Only a number is expected here: the count of lines in this data where "true" occurs.

[[ DATASET RECORDS, beginning ]]

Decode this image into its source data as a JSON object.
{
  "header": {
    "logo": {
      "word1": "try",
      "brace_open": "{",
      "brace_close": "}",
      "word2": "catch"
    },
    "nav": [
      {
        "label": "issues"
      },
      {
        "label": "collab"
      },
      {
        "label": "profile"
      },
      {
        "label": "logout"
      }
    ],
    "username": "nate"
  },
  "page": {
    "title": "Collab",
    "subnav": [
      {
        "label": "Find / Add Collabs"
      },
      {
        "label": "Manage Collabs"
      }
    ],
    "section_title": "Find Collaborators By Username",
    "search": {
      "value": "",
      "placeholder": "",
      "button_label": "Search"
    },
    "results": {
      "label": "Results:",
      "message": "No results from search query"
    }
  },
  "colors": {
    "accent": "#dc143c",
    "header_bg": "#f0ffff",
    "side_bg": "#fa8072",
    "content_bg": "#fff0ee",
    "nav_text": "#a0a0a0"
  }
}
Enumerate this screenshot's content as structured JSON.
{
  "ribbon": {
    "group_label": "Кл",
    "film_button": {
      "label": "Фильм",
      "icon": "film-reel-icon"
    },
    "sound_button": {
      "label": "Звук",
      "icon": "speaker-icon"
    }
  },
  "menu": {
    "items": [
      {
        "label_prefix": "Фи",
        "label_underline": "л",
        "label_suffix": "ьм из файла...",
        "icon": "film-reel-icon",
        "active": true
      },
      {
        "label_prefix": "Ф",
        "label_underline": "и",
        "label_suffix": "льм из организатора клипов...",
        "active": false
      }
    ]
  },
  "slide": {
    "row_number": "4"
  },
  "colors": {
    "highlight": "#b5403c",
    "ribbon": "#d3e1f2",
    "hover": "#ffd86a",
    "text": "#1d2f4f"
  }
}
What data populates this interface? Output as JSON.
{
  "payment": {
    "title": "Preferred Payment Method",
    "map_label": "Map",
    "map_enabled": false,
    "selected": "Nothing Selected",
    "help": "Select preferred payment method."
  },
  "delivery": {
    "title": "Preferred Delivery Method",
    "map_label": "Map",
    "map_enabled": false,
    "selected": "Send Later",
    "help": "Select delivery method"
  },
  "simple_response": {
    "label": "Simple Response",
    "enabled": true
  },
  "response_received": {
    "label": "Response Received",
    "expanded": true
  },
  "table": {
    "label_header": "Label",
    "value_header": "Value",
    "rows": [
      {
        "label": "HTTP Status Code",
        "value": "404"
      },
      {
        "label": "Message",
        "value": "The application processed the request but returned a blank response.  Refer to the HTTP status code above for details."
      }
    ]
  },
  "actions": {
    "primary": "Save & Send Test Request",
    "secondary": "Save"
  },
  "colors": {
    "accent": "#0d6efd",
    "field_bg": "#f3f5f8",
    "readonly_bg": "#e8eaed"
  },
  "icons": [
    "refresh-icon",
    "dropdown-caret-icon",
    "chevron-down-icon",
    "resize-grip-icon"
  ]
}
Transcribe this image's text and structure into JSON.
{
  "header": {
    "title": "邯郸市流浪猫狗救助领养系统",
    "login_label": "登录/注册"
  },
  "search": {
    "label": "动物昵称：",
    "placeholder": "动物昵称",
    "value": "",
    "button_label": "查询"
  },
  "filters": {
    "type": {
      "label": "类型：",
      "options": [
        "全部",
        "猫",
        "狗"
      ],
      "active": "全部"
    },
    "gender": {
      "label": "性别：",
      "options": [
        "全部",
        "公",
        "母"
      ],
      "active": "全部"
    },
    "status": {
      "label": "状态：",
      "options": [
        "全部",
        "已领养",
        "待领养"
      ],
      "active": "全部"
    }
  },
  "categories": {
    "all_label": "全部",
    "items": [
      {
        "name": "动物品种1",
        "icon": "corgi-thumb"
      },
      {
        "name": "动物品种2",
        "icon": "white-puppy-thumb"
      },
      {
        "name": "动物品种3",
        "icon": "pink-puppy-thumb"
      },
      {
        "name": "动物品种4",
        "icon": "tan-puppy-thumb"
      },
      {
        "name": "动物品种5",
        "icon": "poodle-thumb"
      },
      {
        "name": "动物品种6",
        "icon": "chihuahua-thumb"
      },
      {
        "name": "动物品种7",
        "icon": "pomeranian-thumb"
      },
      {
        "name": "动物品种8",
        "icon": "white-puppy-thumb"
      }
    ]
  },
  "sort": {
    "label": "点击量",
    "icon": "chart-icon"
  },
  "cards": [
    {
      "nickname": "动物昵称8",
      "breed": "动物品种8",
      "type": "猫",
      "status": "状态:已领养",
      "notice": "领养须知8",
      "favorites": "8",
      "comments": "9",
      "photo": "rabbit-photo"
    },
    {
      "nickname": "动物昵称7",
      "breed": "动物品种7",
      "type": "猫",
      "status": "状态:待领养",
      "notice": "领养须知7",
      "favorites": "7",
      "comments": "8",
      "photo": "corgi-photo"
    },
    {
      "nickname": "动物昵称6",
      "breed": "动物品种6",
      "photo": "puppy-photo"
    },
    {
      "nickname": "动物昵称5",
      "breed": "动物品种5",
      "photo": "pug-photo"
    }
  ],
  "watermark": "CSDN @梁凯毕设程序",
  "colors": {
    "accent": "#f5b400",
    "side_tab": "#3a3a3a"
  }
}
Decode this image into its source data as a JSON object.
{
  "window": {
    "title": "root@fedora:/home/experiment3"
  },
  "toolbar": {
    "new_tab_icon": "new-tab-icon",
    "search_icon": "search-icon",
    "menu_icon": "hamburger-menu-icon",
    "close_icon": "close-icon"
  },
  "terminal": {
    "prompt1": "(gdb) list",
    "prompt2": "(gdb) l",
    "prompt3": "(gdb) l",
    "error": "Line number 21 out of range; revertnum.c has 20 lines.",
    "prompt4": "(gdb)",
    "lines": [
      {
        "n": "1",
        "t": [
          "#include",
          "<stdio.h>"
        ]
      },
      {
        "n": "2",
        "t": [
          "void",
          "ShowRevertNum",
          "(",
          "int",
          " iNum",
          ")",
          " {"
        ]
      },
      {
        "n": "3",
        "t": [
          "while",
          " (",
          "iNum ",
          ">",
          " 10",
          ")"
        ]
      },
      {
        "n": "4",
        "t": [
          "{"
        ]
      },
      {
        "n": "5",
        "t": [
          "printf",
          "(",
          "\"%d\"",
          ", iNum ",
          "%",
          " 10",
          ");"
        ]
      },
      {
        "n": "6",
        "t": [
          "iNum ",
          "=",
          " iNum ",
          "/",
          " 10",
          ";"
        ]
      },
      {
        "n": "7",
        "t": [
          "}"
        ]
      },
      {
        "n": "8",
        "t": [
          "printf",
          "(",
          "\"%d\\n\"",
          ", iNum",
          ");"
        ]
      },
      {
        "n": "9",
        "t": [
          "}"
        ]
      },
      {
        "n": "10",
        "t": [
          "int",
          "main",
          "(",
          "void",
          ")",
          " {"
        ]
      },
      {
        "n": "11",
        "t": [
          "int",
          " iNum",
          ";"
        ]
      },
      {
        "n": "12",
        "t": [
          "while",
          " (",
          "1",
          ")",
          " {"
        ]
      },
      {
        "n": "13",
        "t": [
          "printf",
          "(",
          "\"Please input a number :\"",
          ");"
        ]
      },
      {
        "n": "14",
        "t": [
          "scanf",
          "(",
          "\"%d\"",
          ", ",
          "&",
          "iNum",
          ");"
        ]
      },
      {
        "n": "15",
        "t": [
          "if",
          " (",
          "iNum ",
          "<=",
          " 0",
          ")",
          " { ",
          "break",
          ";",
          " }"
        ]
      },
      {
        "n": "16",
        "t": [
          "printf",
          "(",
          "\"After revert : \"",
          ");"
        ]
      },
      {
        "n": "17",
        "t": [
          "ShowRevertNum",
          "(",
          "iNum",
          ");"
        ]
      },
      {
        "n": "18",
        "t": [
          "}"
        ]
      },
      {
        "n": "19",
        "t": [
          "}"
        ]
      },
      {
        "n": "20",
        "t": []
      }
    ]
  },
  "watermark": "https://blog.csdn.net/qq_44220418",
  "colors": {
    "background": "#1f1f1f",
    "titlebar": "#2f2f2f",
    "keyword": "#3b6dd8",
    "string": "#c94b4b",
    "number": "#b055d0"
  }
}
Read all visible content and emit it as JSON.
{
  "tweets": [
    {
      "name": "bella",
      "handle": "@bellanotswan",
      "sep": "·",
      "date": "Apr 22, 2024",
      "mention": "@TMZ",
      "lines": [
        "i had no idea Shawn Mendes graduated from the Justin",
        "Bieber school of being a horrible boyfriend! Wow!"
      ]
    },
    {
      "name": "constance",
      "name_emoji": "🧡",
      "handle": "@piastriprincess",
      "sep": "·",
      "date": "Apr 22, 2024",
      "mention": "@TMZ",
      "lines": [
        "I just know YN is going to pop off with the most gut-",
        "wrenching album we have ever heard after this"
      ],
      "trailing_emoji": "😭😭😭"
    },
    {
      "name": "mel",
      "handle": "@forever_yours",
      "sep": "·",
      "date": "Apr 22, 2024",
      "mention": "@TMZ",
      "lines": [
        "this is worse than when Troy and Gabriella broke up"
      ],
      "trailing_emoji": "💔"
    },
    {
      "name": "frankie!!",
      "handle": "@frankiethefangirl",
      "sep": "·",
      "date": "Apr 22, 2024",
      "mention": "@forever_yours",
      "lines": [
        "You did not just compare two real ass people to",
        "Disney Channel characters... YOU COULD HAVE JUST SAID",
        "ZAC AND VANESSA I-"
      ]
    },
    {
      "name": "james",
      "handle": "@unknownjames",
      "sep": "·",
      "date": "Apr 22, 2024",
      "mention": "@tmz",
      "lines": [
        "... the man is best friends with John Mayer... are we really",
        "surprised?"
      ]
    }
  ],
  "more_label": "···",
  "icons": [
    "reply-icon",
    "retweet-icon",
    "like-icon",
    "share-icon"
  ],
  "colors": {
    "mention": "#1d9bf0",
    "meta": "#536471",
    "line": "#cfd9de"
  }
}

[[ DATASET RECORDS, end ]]

• _ANSWER FOR THIS EXERCISE_:
3